Why 1725? From zbicyclist.
This Far Side link for the snake crossing cartoon is not going to last very long.
Thanks to Kilby for sending this one, and saying “This is the best 4th-wall joke I’ve seen in quite a while:”
Paranoia strikes deep / Into your life it will creep
The great thing about this is that we understand a couple of important points about how those paintings were made.
Is that a pun or a malaprop?
Nicely has two layers of pun/joke! (The one on “wrap” and the one on “get”.)
This is not really a solid Oy, not really very funny, but somehow it’s just … just … just *something*.
The legacy of “Who’s on first?” is an apparently inexhaustible vein of humor!
Here’s a chuckle-OY from Philip:
Here’s one done by Jenny:
After seeing this cartoon for a few weeks now, this character is the one who most pointedly clarifies for us the intent of the title Adult Children.
And yielding to the impulse to be a language complainer, we are happy to note that here the writer has stuck to the traditional term and called this an invitation, not the ugly newer form an invite.
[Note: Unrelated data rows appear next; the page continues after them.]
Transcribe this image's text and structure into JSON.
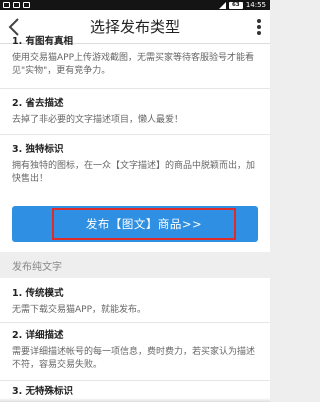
{
  "status_bar": {
    "carrier_icons": [
      "notification-icon",
      "notification-icon",
      "notification-icon"
    ],
    "battery": "63",
    "time": "14:55"
  },
  "header": {
    "title": "选择发布类型",
    "back_icon": "chevron-left-icon",
    "more_icon": "more-vertical-icon"
  },
  "image_text_card": {
    "sections": [
      {
        "title": "1. 有图有真相",
        "desc": "使用交易猫APP上传游戏截图，无需买家等待客服验号才能看见\"实物\"，更有竞争力。"
      },
      {
        "title": "2. 省去描述",
        "desc": "去掉了非必要的文字描述项目，懒人最爱！"
      },
      {
        "title": "3. 独特标识",
        "desc": "拥有独特的图标，在一众【文字描述】的商品中脱颖而出，加快售出！"
      }
    ],
    "publish_button": "发布【图文】商品>>"
  },
  "text_only": {
    "section_label": "发布纯文字",
    "sections": [
      {
        "title": "1. 传统模式",
        "desc": "无需下载交易猫APP，就能发布。"
      },
      {
        "title": "2. 详细描述",
        "desc": "需要详细描述帐号的每一项信息，费时费力，若买家认为描述不符，容易交易失败。"
      },
      {
        "title": "3. 无特殊标识",
        "desc": ""
      }
    ]
  },
  "colors": {
    "primary_button": "#2f8fe3",
    "highlight_border": "#e02b2b"
  }
}
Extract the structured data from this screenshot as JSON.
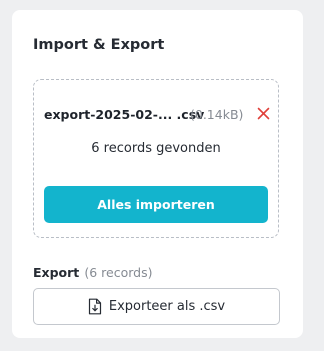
{
  "card": {
    "title": "Import & Export"
  },
  "import": {
    "file_name": "export-2025-02-... .csv",
    "file_size": "(0.14kB)",
    "remove_icon": "close-x-icon",
    "records_found": "6 records gevonden",
    "import_button_label": "Alles importeren"
  },
  "export": {
    "heading": "Export",
    "record_count": "(6 records)",
    "button_icon": "file-download-icon",
    "button_label": "Exporteer als .csv"
  },
  "colors": {
    "accent": "#13b4cd",
    "remove": "#e0403a",
    "muted_text": "#868b93",
    "page_background": "#eeeff1"
  }
}
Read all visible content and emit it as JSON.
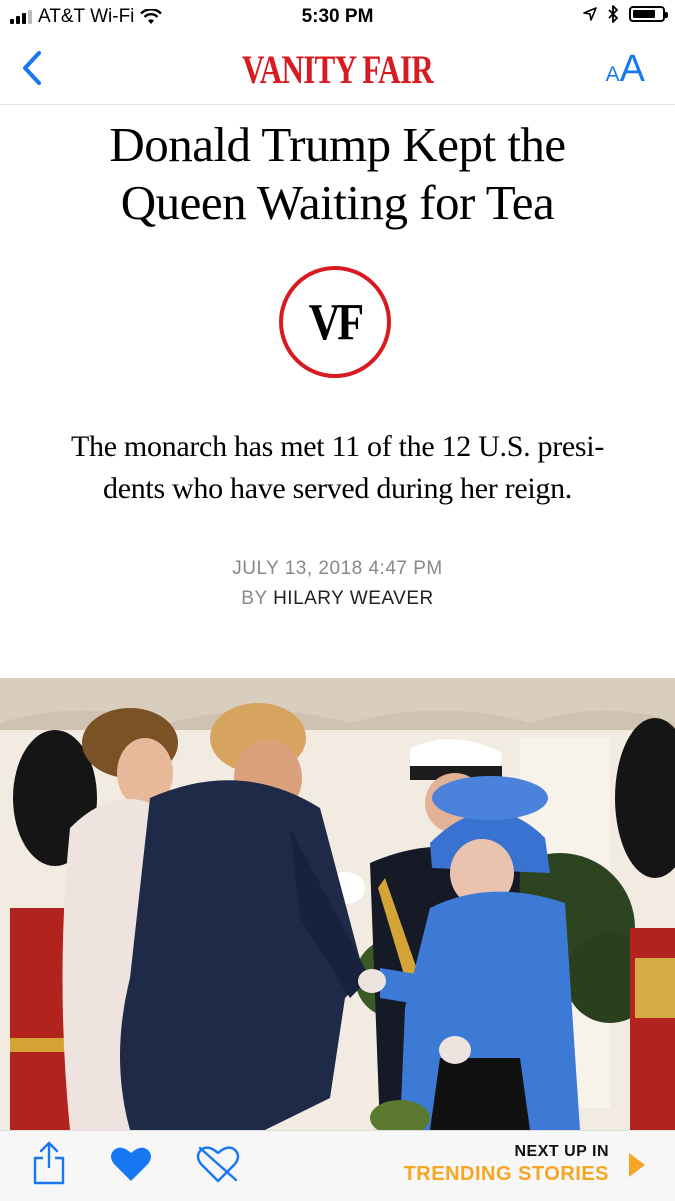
{
  "status_bar": {
    "carrier": "AT&T Wi-Fi",
    "time": "5:30 PM",
    "battery_level": 0.8
  },
  "nav": {
    "brand": "VANITY FAIR",
    "font_size_small": "A",
    "font_size_large": "A",
    "back_icon": "chevron-left-icon",
    "accent_color": "#1877f2",
    "brand_color": "#d81b21"
  },
  "article": {
    "headline_line1": "Donald Trump Kept the",
    "headline_line2": "Queen Waiting for Tea",
    "logo_text": "VF",
    "dek_line1": "The monarch has met 11 of the 12 U.S. presi-",
    "dek_line2": "dents who have served during her reign.",
    "date": "JULY 13, 2018 4:47 PM",
    "by": "BY",
    "author": "HILARY WEAVER"
  },
  "toolbar": {
    "share_icon": "share-icon",
    "like_icon": "heart-icon",
    "dislike_icon": "broken-heart-icon",
    "next_up_label": "NEXT UP IN",
    "next_up_section": "TRENDING STORIES",
    "next_icon": "play-icon",
    "next_color": "#f5a623"
  }
}
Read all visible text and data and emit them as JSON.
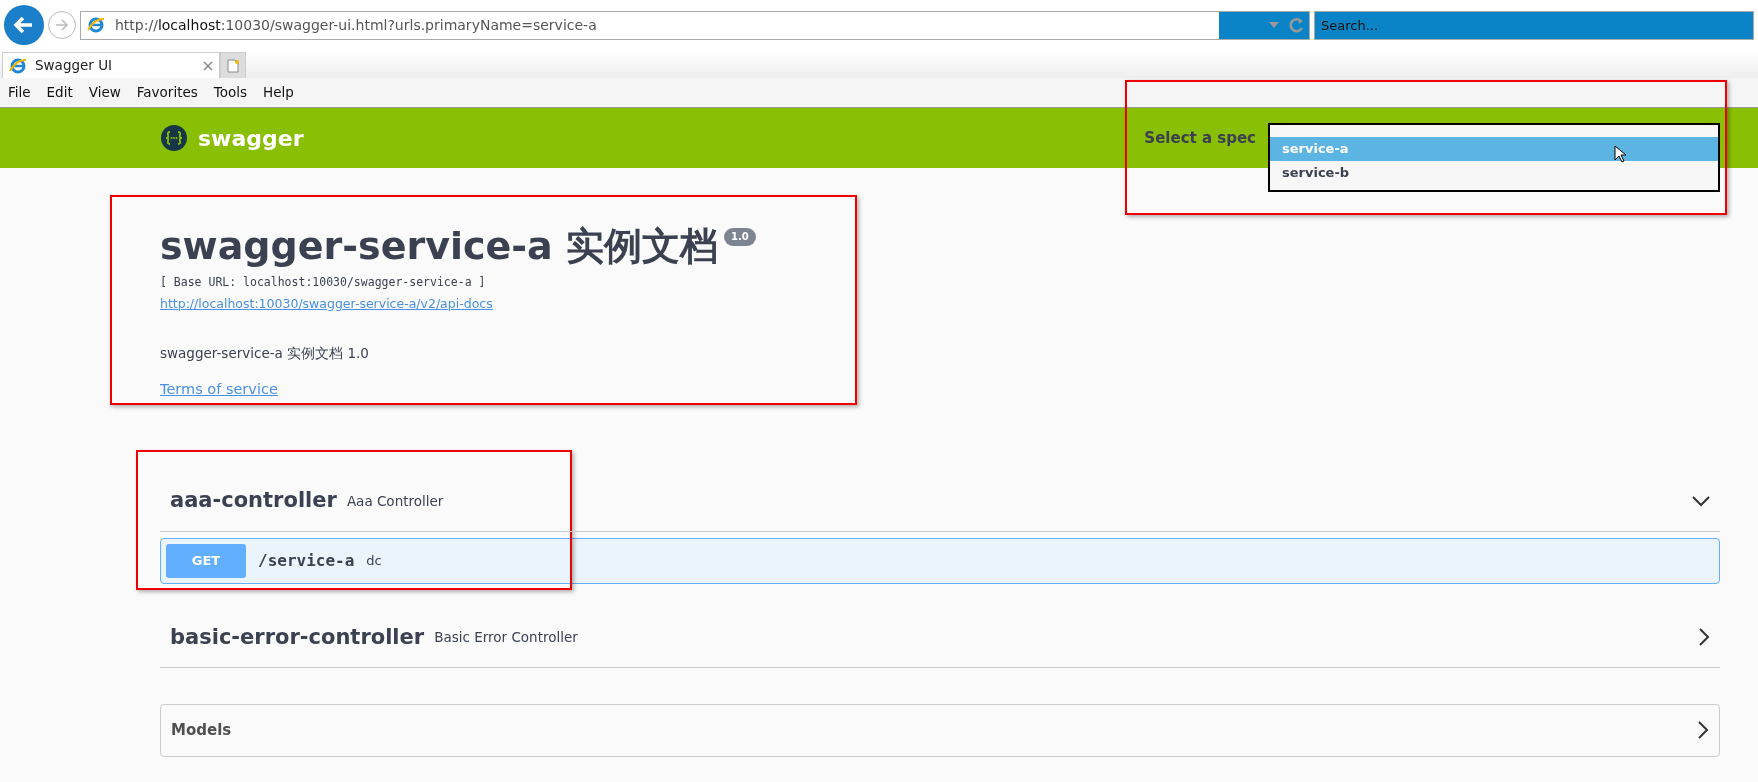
{
  "browser": {
    "address": {
      "scheme": "http://",
      "host": "localhost",
      "rest": ":10030/swagger-ui.html?urls.primaryName=service-a"
    },
    "search": {
      "placeholder": "Search..."
    },
    "tabs": [
      {
        "label": "Swagger UI",
        "selected": true
      }
    ],
    "menu": [
      "File",
      "Edit",
      "View",
      "Favorites",
      "Tools",
      "Help"
    ]
  },
  "header": {
    "logo_text": "swagger",
    "spec_label": "Select a spec",
    "spec_options": [
      {
        "label": "service-a",
        "selected": true
      },
      {
        "label": "service-b",
        "selected": false
      }
    ]
  },
  "info": {
    "title": "swagger-service-a 实例文档",
    "version": "1.0",
    "base_url": "[ Base URL: localhost:10030/swagger-service-a ]",
    "docs_link": "http://localhost:10030/swagger-service-a/v2/api-docs",
    "description": "swagger-service-a 实例文档 1.0",
    "terms": "Terms of service"
  },
  "tags": [
    {
      "name": "aaa-controller",
      "description": "Aaa Controller",
      "expanded": true,
      "operations": [
        {
          "method": "GET",
          "path": "/service-a",
          "summary": "dc"
        }
      ]
    },
    {
      "name": "basic-error-controller",
      "description": "Basic Error Controller",
      "expanded": false
    }
  ],
  "models": {
    "title": "Models",
    "expanded": false
  }
}
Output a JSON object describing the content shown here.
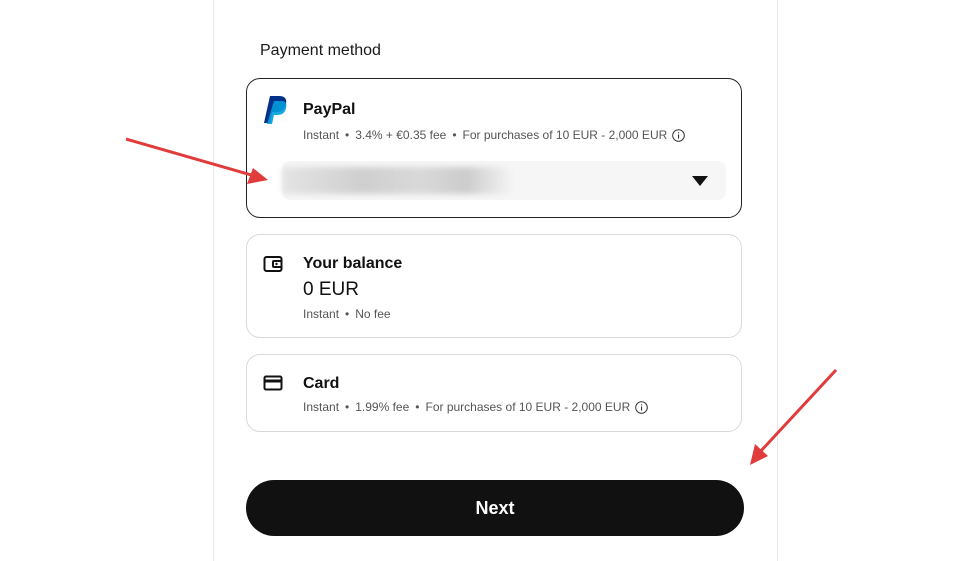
{
  "section_title": "Payment method",
  "methods": [
    {
      "id": "paypal",
      "title": "PayPal",
      "icon": "paypal-logo-icon",
      "selected": true,
      "speed": "Instant",
      "fee": "3.4% + €0.35 fee",
      "limits": "For purchases of 10 EUR - 2,000 EUR",
      "account_value": ""
    },
    {
      "id": "balance",
      "title": "Your balance",
      "icon": "wallet-icon",
      "selected": false,
      "amount": "0 EUR",
      "speed": "Instant",
      "fee": "No fee"
    },
    {
      "id": "card",
      "title": "Card",
      "icon": "credit-card-icon",
      "selected": false,
      "speed": "Instant",
      "fee": "1.99% fee",
      "limits": "For purchases of 10 EUR - 2,000 EUR"
    }
  ],
  "next_label": "Next",
  "colors": {
    "primary_button": "#111111",
    "annotation_arrow": "#e03c3c",
    "paypal_dark": "#003087",
    "paypal_light": "#009cde"
  }
}
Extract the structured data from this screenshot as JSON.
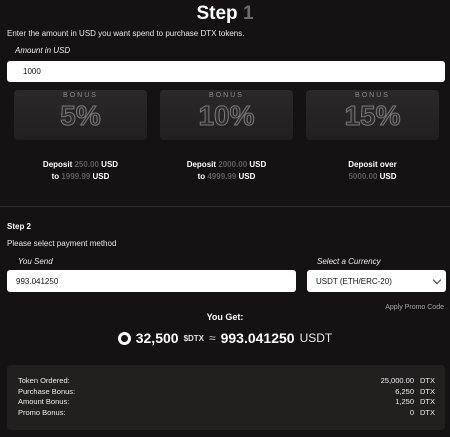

Good on ya, Maritsa Patrinos!
And zbicyclist kicks off a little debate by saying: Since Bliss has many cartoons in the New Yorker, he’s probably frequently asked to explain OTHER obscure New Yorker cartoons — which would make the sitting, bearded guy some sort of stand-in for the cartoonist. But to our eyes, the standing guy with the red sweater looks like the figure who appears again and again in Bliss cartoons.
But then zbicyclist rebuts with this example of an apparent Bliss stand-in (or a comic artist at any rate) with a beard:
But we have to ask: OK, there’s a beard, but which of the guys in the upper cartoon does this guy most resemble, to you?
Thanks to Andréa and others for capturing and cleaning up that featured-image OY, which apparently originated on Facebook but has been circulating in various public and private alleyways! 🙂
Another Argyle Accumulation!
Contributed by Andréa:
A Tomversation sent in by RobS:
This Strange Brew sent in by several contributors–RobS, Andréa, kedamono –in different categories, but we’re going with Oy:
Again RobS and Andréa spotted the same panel comic. Has “crisis actor” become a normalized term in contemporary discourse?
Yay! For once Teresa gives us a funny straightforward pun , without a totally mysterious drawing or collage:
(Wait, was that a touch of Ewww?)
Contributed by Andréa:
A That-is-Priceless double-take pun from Anon:
Whatever you prefer to call the day, what does it or this picture have to do with disco?